Your task:
Below are the records; give the number of their lines that contain the word "text" and nothing more.

Provided data:
>>>

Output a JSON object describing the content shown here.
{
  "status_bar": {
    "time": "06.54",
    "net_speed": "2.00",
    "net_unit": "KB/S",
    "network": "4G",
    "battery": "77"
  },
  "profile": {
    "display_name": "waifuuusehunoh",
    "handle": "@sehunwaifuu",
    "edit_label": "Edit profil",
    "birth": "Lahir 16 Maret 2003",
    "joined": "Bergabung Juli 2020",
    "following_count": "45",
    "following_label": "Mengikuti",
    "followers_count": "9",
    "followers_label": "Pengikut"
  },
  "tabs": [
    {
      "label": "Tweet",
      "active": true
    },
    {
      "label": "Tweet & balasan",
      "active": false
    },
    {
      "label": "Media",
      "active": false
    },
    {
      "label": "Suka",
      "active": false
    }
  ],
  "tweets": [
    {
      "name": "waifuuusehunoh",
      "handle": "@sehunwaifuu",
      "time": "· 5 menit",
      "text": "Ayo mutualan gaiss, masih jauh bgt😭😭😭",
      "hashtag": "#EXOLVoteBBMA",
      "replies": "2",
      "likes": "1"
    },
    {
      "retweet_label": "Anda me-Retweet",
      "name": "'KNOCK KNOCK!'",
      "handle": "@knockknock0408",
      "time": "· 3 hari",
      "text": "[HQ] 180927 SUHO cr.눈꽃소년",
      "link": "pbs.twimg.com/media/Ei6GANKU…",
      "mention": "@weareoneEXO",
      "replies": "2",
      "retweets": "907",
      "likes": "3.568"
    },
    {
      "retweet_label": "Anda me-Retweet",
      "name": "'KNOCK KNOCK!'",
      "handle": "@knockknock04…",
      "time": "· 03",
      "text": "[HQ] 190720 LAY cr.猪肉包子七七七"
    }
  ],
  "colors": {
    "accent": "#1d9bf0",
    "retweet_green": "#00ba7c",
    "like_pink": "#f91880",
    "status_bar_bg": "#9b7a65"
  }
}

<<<

Answer to this exercise:
3